Health Education England (HEE) is calling on employers and healthcare providers to do more to make sure their staff are well-trained in how to combat antimicrobial resistance, in a report launched today.
The Health and Social Care Act (2008) states that employers should ensure that all their staff who prescribe medicines should be given induction and training in responsible antimicrobial use and are familiar with the antimicrobial resistance and stewardship competencies. However, according to the survey, Combating antimicrobial resistance: educational approaches for the responsible prescribing of antimicrobials, published today, not all employers and providers are currently delivering on this.
A survey conducted by Health Education England found that:
In response, Health Education England has asked all employers and providers to ensure that mandatory training in prudent antibiotic use is provided to all prescribers as part of their induction and on-going continuing personal development, as outlined in the national guidance.
Employers and healthcare providers are also encouraged to implement mandatory staff training policies for combating antimicrobial resistance in areas, where there is poor compliance with local antibiotic policies and national guidance.
The report, 'Combating antimicrobial resistance: educational approaches for the responsible prescribing of antimicrobials', also sets out a number of recommendations for both Health Education England as a body and for others across the system, including:
The recommendations directed at Health Education England will be taken forward over the coming months.

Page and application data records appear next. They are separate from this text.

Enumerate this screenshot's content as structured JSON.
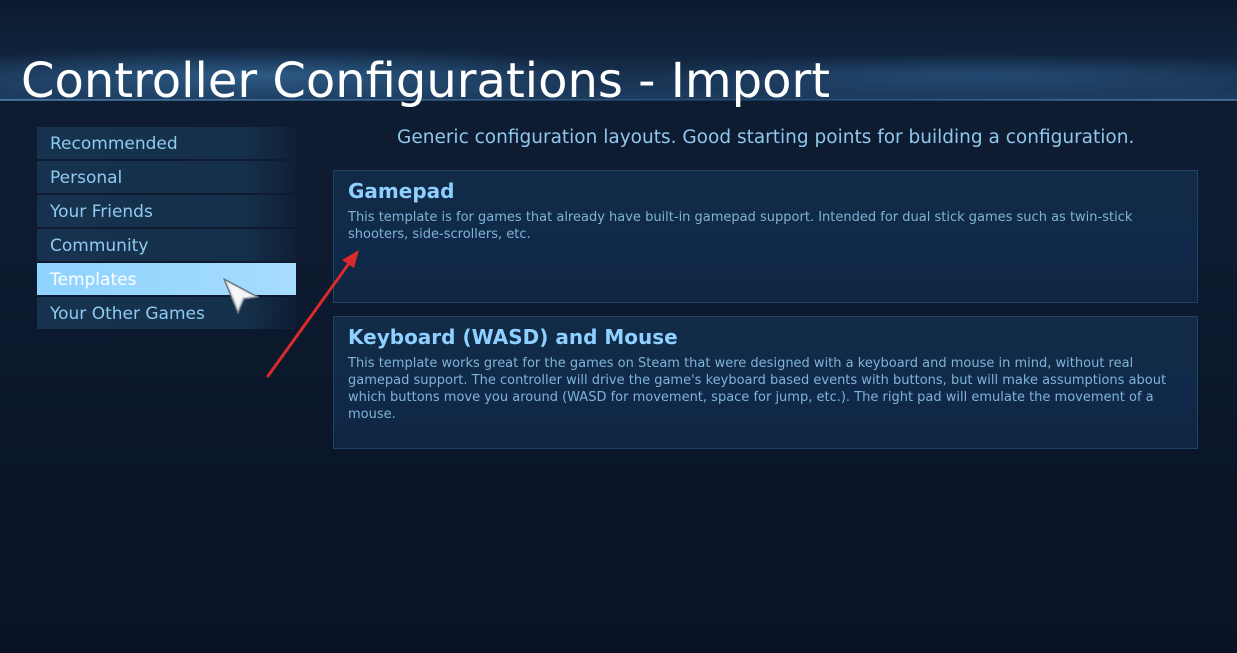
{
  "header": {
    "title": "Controller Configurations - Import"
  },
  "sidebar": {
    "items": [
      {
        "label": "Recommended",
        "selected": false
      },
      {
        "label": "Personal",
        "selected": false
      },
      {
        "label": "Your Friends",
        "selected": false
      },
      {
        "label": "Community",
        "selected": false
      },
      {
        "label": "Templates",
        "selected": true
      },
      {
        "label": "Your Other Games",
        "selected": false
      }
    ]
  },
  "main": {
    "description": "Generic configuration layouts. Good starting points for building a configuration.",
    "templates": [
      {
        "title": "Gamepad",
        "description": "This template is for games that already have built-in gamepad support.  Intended for dual stick games such as twin-stick shooters, side-scrollers, etc."
      },
      {
        "title": "Keyboard (WASD) and Mouse",
        "description": "This template works great for the games on Steam that were designed with a keyboard and mouse in mind, without real gamepad support. The controller will drive the game's keyboard based events with buttons, but will make assumptions about which buttons move you around (WASD for movement, space for jump, etc.). The right pad will emulate the movement of a mouse."
      }
    ]
  },
  "colors": {
    "accent": "#8ed0ff",
    "selected_bg": "#9ad8ff",
    "annotation_arrow": "#d92b2b"
  },
  "icons": {
    "cursor": "mouse-pointer-icon",
    "annotation": "red-arrow-icon"
  }
}
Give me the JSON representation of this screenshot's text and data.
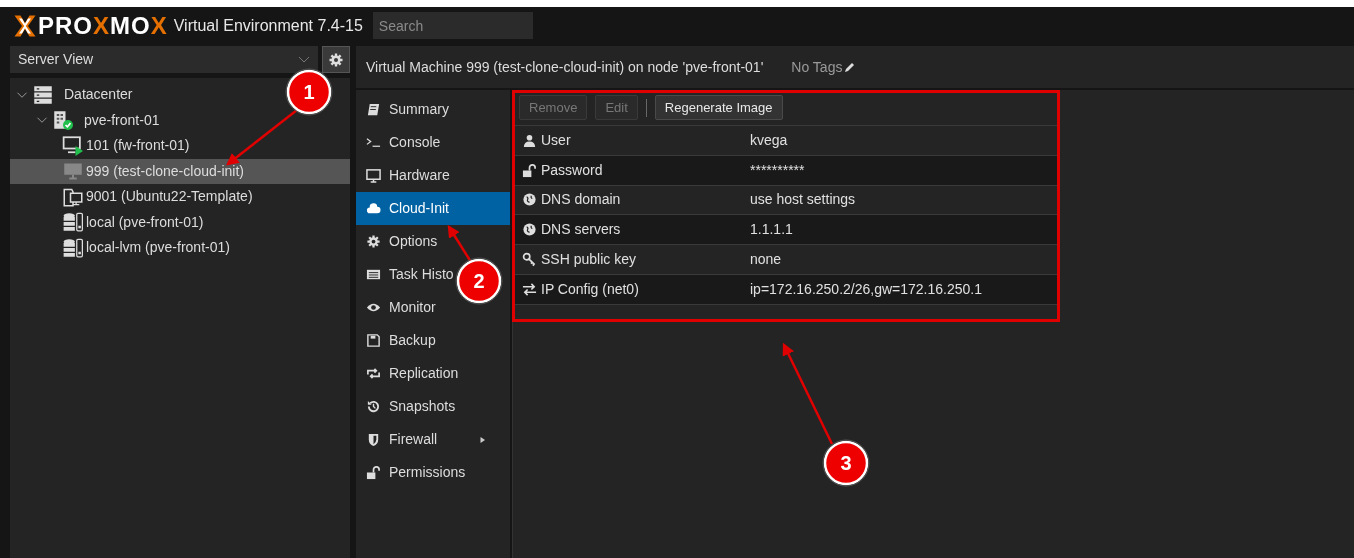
{
  "header": {
    "logo_parts": [
      {
        "text": "PRO",
        "accent": false
      },
      {
        "text": "X",
        "accent": true
      },
      {
        "text": "MO",
        "accent": false
      },
      {
        "text": "X",
        "accent": true
      }
    ],
    "product": "Virtual Environment 7.4-15",
    "search": {
      "placeholder": "Search"
    }
  },
  "view_selector": {
    "value": "Server View"
  },
  "tree": [
    {
      "label": "Datacenter",
      "kind": "datacenter",
      "selected": false,
      "expanded": true,
      "children": [
        {
          "label": "pve-front-01",
          "kind": "node",
          "selected": false,
          "expanded": true,
          "children": [
            {
              "label": "101 (fw-front-01)",
              "kind": "vm-running",
              "selected": false
            },
            {
              "label": "999 (test-clone-cloud-init)",
              "kind": "vm-stopped",
              "selected": true
            },
            {
              "label": "9001 (Ubuntu22-Template)",
              "kind": "template",
              "selected": false
            },
            {
              "label": "local (pve-front-01)",
              "kind": "storage",
              "selected": false
            },
            {
              "label": "local-lvm (pve-front-01)",
              "kind": "storage",
              "selected": false
            }
          ]
        }
      ]
    }
  ],
  "content_title": "Virtual Machine 999 (test-clone-cloud-init) on node 'pve-front-01'",
  "tags": "No Tags",
  "menu": [
    {
      "label": "Summary",
      "selected": false
    },
    {
      "label": "Console",
      "selected": false
    },
    {
      "label": "Hardware",
      "selected": false
    },
    {
      "label": "Cloud-Init",
      "selected": true
    },
    {
      "label": "Options",
      "selected": false
    },
    {
      "label": "Task Histo",
      "selected": false
    },
    {
      "label": "Monitor",
      "selected": false
    },
    {
      "label": "Backup",
      "selected": false
    },
    {
      "label": "Replication",
      "selected": false
    },
    {
      "label": "Snapshots",
      "selected": false
    },
    {
      "label": "Firewall",
      "selected": false,
      "submenu": true
    },
    {
      "label": "Permissions",
      "selected": false
    }
  ],
  "toolbar": [
    {
      "label": "Remove",
      "disabled": true
    },
    {
      "label": "Edit",
      "disabled": true
    },
    {
      "label": "Regenerate Image",
      "disabled": false
    }
  ],
  "rows": [
    {
      "key": "User",
      "value": "kvega"
    },
    {
      "key": "Password",
      "value": "**********"
    },
    {
      "key": "DNS domain",
      "value": "use host settings"
    },
    {
      "key": "DNS servers",
      "value": "1.1.1.1"
    },
    {
      "key": "SSH public key",
      "value": "none"
    },
    {
      "key": "IP Config (net0)",
      "value": "ip=172.16.250.2/26,gw=172.16.250.1"
    }
  ],
  "callouts": [
    {
      "number": "1"
    },
    {
      "number": "2"
    },
    {
      "number": "3"
    }
  ]
}
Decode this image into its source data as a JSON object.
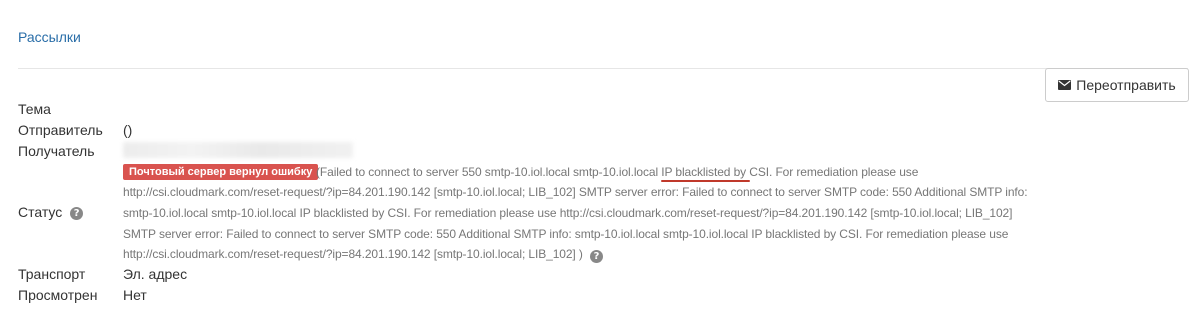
{
  "breadcrumb": {
    "label": "Рассылки"
  },
  "actions": {
    "resend_label": "Переотправить",
    "resend_icon": "envelope-icon"
  },
  "fields": {
    "subject_label": "Тема",
    "subject_value": "",
    "sender_label": "Отправитель",
    "sender_value": "()",
    "recipient_label": "Получатель",
    "status_label": "Статус",
    "transport_label": "Транспорт",
    "transport_value": "Эл. адрес",
    "viewed_label": "Просмотрен",
    "viewed_value": "Нет"
  },
  "status": {
    "badge": "Почтовый сервер вернул ошибку",
    "badge_color": "#d9534f",
    "error_lines": [
      "(Failed to connect to server 550 smtp-10.iol.local smtp-10.iol.local IP blacklisted by CSI. For remediation please use",
      "http://csi.cloudmark.com/reset-request/?ip=84.201.190.142 [smtp-10.iol.local; LIB_102] SMTP server error: Failed to connect to server SMTP code: 550 Additional SMTP info:",
      "smtp-10.iol.local smtp-10.iol.local IP blacklisted by CSI. For remediation please use http://csi.cloudmark.com/reset-request/?ip=84.201.190.142 [smtp-10.iol.local; LIB_102]",
      "SMTP server error: Failed to connect to server SMTP code: 550 Additional SMTP info: smtp-10.iol.local smtp-10.iol.local IP blacklisted by CSI. For remediation please use",
      "http://csi.cloudmark.com/reset-request/?ip=84.201.190.142 [smtp-10.iol.local; LIB_102] )"
    ],
    "help_icon": "?"
  },
  "colors": {
    "link": "#2a6ea8",
    "text": "#333333",
    "muted": "#777777",
    "annotation": "#c0392b"
  }
}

These include the creation of an educational package for management and executive teams and improving information sharing about existing educational resources. We will also work with practice educators and others to better understand what types of educational interventions are likely to lead to changes in behaviour in relation to the prescribing of antibiotics.
Commenting, Ged Byrne, Director of Education and Quality, Health Education England working across the North, said
“Although antimicrobial resistance cannot be eliminated, we can work together to limit its risk to the public and minimise its impact. As part of this, it is crucial that prescribers have the right knowledge and skills, to ensure that prescribing interventions are safe and that they deliver the best outcomes for their patients.
We ask employers to take note of this report and take forward actions to place more training to ensure their staff are well-trained in how to combat antimicrobial resistance. This report is an important milestone in achieving this goal, and we look forward to taking the recommendations forward, to help manage and reduce the risks of antimicrobial resistance.”
You can view the report and executive summary on our website.